America’s newest commodity craze.
With the seemingly sudden and somewhat unexpected mainstream popularity of AMC’s Breaking Bad, it isn’t surprising that methamphetamine use has come out of the shadows and made its horrifying effects known to even the most ignorant and unsuspecting of suburban soccer moms. And it should scare the hell out of them.
Methamphetamine,”ice” or “crystal” has been around for decades in some form or another, but the epidemic we are now seeing has spiked just within the last 15 years or so.
Back in the ’90s, meth was almost exclusively associated with white, lower-class males, living in rural areas of the west and mid-western United States. If you have ever seen the movie Spun, you already have an idea of the image I am trying to portray to you: White trash, trailer parks, TV dinners, seedy motels and toothless disease-ridden prostitutes — both male and female.
It is now a national epidemic, and that’s not just some B.S. government “War on Drugs” rhetoric. It is fact. I have seen many independently produced documentaries, read many articles and have seen it first hand — In the flesh. It can sometimes be scarier than death.
Although crystal isn’t as prevalent here in NYC as it is elsewhere, I still know quite a few people who have succumbed to this demon. Particularly in the gay-male community, where it is known and used for the enhancement of sexual pleasure while also freeing oneself of inhibitions. This ends up leading to unprotected sex and, inevitably, the spread of STDs. Most notably, of course, is HIV.
The meth market is just as — if not more — volatile (and profitable) than any other commodity bought and sold in the United States. Production cost is relatively low, demand is high, and because there are no government regulations the manufacturers and dealers themselves determine the supply. Therefore, the price can change dramatically based on geographic location, availability, quality, etc.
Production costs have gotten more expensive in recent years due to restrictions on the sales of certain key ingredients that were readily available and abundant at any local drug store, supermarket or truck stop. But this has not curbed the sale, use or production in any way whatsoever. None that I can see at least.
Drug dealers and manufacturers — like any other business — adapt to change in order to keep their product on the market for the buying public to consume and essentially promote.

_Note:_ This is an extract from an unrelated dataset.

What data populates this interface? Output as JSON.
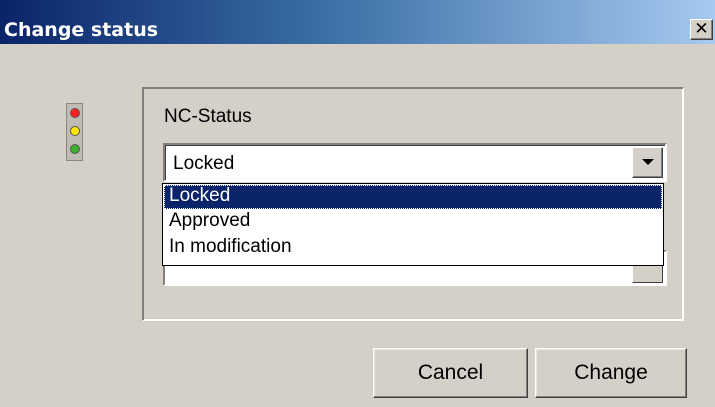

Lowering quality while increasing availability for a cheaper price (think fast food) or providing a higher quality product while sacrificing the affordability and availability (think Apple).
Whether it is off of the $.99 menu at McDonalds, at your local Apple store or off a street corner in Peoria, Illinois, it doesn’t matter. As long as there is a want or need, there will always be someone there to fulfill that want or need. To fill that void. The thing we feel we are incomplete without.

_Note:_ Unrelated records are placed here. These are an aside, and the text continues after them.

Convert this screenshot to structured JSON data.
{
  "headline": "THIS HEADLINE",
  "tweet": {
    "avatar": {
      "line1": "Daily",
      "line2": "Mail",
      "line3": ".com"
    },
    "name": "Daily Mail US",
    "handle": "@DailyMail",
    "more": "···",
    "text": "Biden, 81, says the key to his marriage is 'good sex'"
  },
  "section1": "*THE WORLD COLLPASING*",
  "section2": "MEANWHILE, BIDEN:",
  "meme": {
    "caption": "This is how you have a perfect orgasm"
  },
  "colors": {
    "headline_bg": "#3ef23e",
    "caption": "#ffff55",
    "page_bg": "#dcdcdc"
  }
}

People just can’t get enough of this meth stuff. They will beg, borrow and steal for it. They will assault, scam and kill for it. They will prostitute themselves, their wives/girlfriends and (the most vile) even their children for it. (I have read many instances of this, but I will not go into further detail as it isn’t relevant anymore being that my point has already been made.)
Obviously, I am not comparing the risks of fast food or iPad/iPhone hysteria to that of meth addiction in any way. I’m just using them as an example from a business point of view.

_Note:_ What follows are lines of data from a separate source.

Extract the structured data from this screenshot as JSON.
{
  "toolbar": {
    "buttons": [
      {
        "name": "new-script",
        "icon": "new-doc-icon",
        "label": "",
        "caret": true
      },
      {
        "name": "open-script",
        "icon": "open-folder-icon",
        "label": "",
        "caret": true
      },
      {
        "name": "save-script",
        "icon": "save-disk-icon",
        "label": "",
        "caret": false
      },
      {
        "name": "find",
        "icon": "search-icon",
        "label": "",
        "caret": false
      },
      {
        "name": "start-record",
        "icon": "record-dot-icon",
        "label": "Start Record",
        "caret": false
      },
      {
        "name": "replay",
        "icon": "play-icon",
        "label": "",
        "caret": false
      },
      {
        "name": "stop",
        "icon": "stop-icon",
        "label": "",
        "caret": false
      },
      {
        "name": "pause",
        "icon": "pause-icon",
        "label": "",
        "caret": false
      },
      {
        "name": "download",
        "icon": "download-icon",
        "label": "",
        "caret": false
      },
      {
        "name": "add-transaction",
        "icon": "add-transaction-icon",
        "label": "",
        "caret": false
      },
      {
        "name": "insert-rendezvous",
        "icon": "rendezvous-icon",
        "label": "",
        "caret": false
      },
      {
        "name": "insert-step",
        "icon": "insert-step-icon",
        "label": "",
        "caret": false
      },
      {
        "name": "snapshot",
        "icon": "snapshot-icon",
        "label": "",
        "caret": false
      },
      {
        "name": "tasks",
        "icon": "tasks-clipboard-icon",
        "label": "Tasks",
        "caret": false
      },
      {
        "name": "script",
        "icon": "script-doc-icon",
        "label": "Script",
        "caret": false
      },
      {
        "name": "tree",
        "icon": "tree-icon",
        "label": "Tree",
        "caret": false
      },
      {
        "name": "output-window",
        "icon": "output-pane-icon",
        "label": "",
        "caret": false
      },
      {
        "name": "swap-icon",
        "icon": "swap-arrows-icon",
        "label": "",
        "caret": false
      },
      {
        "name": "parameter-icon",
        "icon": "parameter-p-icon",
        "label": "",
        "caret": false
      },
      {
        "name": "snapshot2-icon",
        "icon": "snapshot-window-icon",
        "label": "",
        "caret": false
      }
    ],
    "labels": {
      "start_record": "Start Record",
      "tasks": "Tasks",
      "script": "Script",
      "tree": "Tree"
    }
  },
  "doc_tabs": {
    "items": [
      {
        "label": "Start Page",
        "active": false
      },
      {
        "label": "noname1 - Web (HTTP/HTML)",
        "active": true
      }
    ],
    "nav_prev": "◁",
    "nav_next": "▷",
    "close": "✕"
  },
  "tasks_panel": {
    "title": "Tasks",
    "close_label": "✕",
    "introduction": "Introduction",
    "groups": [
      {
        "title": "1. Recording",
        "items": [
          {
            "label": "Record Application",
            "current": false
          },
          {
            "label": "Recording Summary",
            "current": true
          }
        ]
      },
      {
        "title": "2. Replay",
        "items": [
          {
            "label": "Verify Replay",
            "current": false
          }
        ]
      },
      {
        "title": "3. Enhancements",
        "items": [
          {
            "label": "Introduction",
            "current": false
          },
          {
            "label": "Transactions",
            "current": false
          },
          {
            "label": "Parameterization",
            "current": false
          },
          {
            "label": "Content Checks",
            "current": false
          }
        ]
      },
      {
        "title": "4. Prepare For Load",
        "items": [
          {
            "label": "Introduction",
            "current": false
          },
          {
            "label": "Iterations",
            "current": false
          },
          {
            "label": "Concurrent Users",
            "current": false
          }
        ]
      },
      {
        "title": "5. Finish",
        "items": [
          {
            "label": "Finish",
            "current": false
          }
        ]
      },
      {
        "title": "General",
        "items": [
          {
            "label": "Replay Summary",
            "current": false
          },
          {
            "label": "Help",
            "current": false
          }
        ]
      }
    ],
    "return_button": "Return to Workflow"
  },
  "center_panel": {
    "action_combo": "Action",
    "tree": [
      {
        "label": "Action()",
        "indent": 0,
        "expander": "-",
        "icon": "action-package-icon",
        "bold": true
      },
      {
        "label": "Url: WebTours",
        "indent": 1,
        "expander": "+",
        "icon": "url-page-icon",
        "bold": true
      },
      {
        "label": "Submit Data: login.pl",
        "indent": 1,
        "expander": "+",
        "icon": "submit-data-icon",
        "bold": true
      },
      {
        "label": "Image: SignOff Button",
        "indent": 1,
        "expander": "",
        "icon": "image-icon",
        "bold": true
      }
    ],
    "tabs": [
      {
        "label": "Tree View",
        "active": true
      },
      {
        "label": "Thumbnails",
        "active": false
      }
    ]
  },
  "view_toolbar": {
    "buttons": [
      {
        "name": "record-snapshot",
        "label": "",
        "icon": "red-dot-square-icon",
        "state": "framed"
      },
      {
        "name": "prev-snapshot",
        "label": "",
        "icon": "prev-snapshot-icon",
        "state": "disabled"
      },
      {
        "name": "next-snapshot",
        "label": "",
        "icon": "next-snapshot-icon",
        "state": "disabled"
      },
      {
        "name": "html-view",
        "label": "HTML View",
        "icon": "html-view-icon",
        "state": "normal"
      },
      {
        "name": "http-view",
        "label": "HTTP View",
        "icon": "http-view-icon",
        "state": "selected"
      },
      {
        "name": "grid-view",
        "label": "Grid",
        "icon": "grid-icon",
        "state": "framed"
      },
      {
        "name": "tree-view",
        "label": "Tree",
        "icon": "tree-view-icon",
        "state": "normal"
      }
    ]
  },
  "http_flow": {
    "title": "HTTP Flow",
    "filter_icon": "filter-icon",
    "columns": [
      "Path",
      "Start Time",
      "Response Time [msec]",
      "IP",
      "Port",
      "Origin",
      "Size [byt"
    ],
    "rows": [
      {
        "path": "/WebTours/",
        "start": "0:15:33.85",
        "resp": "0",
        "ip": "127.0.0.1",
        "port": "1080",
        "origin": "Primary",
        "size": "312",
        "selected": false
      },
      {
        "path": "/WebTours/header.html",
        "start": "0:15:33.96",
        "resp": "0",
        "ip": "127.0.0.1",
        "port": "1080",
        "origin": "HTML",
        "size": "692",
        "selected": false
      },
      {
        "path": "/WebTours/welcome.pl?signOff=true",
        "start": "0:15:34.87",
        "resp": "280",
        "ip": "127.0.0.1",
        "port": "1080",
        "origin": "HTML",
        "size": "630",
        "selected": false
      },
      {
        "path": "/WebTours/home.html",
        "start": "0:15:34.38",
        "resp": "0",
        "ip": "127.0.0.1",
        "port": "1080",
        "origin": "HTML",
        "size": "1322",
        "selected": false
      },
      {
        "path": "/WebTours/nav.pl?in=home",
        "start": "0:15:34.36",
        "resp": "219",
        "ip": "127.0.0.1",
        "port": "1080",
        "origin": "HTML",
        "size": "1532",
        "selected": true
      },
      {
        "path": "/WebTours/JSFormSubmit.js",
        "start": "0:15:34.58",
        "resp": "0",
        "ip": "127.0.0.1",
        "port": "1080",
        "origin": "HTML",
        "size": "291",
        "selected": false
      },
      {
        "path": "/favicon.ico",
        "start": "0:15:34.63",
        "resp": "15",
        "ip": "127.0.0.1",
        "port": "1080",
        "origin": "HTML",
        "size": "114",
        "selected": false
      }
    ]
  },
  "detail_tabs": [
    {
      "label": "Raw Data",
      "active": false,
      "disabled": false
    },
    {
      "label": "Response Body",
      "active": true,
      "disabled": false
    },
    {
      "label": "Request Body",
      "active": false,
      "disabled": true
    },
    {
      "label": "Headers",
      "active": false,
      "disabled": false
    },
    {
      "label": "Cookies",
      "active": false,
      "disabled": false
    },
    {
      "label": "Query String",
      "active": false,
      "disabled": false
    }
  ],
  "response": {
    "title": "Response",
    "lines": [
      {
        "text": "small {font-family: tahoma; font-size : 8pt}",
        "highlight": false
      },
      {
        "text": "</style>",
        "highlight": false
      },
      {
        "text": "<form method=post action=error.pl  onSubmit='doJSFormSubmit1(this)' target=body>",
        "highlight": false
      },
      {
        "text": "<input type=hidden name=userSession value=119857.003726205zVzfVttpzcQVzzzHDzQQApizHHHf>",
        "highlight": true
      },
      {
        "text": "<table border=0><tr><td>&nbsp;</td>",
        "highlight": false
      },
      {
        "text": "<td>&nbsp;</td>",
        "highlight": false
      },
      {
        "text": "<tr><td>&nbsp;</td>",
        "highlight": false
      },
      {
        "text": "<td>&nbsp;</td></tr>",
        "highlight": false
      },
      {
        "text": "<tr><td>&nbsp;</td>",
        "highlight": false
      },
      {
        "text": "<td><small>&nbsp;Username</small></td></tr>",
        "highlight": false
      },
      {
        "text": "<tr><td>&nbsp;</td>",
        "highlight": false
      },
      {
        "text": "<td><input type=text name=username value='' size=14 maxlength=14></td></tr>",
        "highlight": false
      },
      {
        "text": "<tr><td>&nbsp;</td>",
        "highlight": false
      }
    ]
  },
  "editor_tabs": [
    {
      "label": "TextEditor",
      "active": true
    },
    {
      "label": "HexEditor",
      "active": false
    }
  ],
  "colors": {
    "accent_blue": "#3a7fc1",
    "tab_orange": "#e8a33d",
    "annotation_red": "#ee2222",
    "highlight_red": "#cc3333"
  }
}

According to Frontline, in a report published in 2010, meth is oftentimes worth 10 times more per ounce than gold:
“One hit of meth is about a quarter of a gram and will cost a user about $25. However, the price of meth is volatile and can get as high as $80 per hit. As with most drugs, the price depends on the drug’s purity, the amount and where it is sold. An example: in 2002 the Office of National Drug Control Policy (ONDCP) reported that a gram of pure meth was as high as $330 in Chicago but only $60 in Seattle. Although the price of meth, when adjusted for inflation, has declined since the early 1980s, it remains relatively high; today, an ounce of meth costs nearly 10 times as much as an ounce of gold.”
So tell your stock broker to forget the pork bellies, oranges, silver and gold. Tell him you wanna cash out and that you have decided to become an “independent” investor. *Wink, Wink.
That was a joke. Don’t take financial advice from me. I may give better advice than Jim Cramer, but I am still horrible with money.
But in all seriousness, this is a devastating drug. It is now an epidemic. It does not discriminate and it is showing no signs of letting up. If you, or anyone you know, needs help please click on one of the following links or seek help elsewhere. But seek it. There is a way out. I have seen people in the worst shape you can imagine come back from the brink to go on and live a (somewhat) normal life.